### [INSTRUCTIONS FOR THE TASK]
Print each of the records below, leaving every word as it is.

INFORMATION GIVEN below:

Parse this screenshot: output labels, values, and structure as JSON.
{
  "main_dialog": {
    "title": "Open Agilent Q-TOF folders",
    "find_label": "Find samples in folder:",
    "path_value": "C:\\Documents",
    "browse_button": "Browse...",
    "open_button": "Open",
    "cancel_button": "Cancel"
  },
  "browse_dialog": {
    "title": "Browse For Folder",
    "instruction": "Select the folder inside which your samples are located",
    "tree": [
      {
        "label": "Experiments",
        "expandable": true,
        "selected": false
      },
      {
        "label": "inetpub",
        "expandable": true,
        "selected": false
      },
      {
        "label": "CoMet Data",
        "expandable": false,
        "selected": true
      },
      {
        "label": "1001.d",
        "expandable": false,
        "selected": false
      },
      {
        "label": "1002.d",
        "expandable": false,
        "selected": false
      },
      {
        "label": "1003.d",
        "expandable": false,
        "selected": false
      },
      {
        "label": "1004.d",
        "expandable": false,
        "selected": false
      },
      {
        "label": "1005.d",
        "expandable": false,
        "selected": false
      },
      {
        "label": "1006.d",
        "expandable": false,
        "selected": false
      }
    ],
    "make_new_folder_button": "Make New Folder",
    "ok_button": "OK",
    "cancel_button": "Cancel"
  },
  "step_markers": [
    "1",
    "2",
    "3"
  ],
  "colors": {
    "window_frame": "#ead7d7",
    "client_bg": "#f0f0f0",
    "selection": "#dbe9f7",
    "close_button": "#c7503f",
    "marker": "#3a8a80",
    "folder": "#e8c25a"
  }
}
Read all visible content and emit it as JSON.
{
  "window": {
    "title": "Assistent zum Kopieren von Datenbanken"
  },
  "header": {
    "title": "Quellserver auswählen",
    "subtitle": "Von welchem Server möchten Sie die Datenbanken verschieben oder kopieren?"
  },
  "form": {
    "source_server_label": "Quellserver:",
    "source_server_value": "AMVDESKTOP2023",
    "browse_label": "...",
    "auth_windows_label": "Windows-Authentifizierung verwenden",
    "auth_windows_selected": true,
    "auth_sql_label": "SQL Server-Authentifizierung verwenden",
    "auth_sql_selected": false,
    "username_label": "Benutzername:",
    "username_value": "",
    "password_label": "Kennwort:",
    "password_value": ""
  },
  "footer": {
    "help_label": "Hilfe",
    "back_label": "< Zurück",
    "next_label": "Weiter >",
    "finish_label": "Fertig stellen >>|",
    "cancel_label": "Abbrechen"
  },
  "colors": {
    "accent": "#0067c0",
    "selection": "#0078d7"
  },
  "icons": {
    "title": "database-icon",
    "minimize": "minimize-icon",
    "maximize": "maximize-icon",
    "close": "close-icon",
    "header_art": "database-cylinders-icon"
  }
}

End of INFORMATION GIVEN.

### [REPLY]
Parse this screenshot: output labels, values, and structure as JSON.
{
  "main_dialog": {
    "title": "Open Agilent Q-TOF folders",
    "find_label": "Find samples in folder:",
    "path_value": "C:\\Documents",
    "browse_button": "Browse...",
    "open_button": "Open",
    "cancel_button": "Cancel"
  },
  "browse_dialog": {
    "title": "Browse For Folder",
    "instruction": "Select the folder inside which your samples are located",
    "tree": [
      {
        "label": "Experiments",
        "expandable": true,
        "selected": false
      },
      {
        "label": "inetpub",
        "expandable": true,
        "selected": false
      },
      {
        "label": "CoMet Data",
        "expandable": false,
        "selected": true
      },
      {
        "label": "1001.d",
        "expandable": false,
        "selected": false
      },
      {
        "label": "1002.d",
        "expandable": false,
        "selected": false
      },
      {
        "label": "1003.d",
        "expandable": false,
        "selected": false
      },
      {
        "label": "1004.d",
        "expandable": false,
        "selected": false
      },
      {
        "label": "1005.d",
        "expandable": false,
        "selected": false
      },
      {
        "label": "1006.d",
        "expandable": false,
        "selected": false
      }
    ],
    "make_new_folder_button": "Make New Folder",
    "ok_button": "OK",
    "cancel_button": "Cancel"
  },
  "step_markers": [
    "1",
    "2",
    "3"
  ],
  "colors": {
    "window_frame": "#ead7d7",
    "client_bg": "#f0f0f0",
    "selection": "#dbe9f7",
    "close_button": "#c7503f",
    "marker": "#3a8a80",
    "folder": "#e8c25a"
  }
}
Read all visible content and emit it as JSON.
{
  "window": {
    "title": "Assistent zum Kopieren von Datenbanken"
  },
  "header": {
    "title": "Quellserver auswählen",
    "subtitle": "Von welchem Server möchten Sie die Datenbanken verschieben oder kopieren?"
  },
  "form": {
    "source_server_label": "Quellserver:",
    "source_server_value": "AMVDESKTOP2023",
    "browse_label": "...",
    "auth_windows_label": "Windows-Authentifizierung verwenden",
    "auth_windows_selected": true,
    "auth_sql_label": "SQL Server-Authentifizierung verwenden",
    "auth_sql_selected": false,
    "username_label": "Benutzername:",
    "username_value": "",
    "password_label": "Kennwort:",
    "password_value": ""
  },
  "footer": {
    "help_label": "Hilfe",
    "back_label": "< Zurück",
    "next_label": "Weiter >",
    "finish_label": "Fertig stellen >>|",
    "cancel_label": "Abbrechen"
  },
  "colors": {
    "accent": "#0067c0",
    "selection": "#0078d7"
  },
  "icons": {
    "title": "database-icon",
    "minimize": "minimize-icon",
    "maximize": "maximize-icon",
    "close": "close-icon",
    "header_art": "database-cylinders-icon"
  }
}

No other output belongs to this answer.